Your goal – Search the entries below for the word "nself" and copy every line where it appears.
★ ★ ★ ★ ★ ★ ★
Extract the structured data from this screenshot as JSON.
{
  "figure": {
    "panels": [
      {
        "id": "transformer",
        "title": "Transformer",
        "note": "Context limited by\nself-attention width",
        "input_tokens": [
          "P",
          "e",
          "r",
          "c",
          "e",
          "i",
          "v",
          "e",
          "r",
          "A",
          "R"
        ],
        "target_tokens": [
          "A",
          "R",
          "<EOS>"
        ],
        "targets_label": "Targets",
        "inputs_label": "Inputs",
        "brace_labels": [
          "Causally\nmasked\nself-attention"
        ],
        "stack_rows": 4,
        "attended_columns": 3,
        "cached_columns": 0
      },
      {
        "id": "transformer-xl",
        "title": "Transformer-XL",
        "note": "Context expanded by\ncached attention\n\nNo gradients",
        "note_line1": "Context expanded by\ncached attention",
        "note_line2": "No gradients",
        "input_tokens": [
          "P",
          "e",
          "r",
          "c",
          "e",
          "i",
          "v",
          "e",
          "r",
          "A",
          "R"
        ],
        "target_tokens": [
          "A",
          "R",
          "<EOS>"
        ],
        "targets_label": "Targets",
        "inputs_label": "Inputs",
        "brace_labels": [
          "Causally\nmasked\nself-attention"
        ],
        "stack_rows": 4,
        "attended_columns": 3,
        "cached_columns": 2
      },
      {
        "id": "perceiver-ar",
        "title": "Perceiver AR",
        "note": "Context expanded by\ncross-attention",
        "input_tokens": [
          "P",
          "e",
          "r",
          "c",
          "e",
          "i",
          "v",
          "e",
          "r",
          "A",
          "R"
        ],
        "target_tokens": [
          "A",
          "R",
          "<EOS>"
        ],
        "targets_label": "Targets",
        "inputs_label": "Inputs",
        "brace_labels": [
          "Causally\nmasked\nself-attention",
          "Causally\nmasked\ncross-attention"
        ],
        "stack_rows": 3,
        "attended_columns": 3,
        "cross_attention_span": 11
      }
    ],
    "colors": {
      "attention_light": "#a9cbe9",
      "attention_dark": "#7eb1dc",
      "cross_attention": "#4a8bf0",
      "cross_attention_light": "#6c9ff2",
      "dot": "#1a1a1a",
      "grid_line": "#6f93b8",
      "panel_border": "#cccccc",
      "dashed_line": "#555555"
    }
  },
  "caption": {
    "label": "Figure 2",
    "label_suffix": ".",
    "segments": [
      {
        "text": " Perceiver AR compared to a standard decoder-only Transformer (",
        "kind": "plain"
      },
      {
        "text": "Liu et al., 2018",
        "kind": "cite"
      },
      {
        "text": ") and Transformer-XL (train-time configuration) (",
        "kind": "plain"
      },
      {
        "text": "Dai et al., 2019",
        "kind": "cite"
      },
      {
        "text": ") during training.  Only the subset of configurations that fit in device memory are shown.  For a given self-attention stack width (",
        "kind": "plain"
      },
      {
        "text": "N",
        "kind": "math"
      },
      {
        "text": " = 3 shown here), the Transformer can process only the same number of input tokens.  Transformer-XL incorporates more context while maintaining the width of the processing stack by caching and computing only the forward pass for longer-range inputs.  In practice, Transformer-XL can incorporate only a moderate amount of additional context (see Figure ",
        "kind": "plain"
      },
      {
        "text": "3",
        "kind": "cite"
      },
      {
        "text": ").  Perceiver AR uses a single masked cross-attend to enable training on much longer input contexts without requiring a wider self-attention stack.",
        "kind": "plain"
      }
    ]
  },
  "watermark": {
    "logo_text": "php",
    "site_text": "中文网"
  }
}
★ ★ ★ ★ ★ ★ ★
Answer section –
        "note": "Context limited by\nself-attention width",
          "Causally\nmasked\nself-attention"
          "Causally\nmasked\nself-attention"
          "Causally\nmasked\nself-attention",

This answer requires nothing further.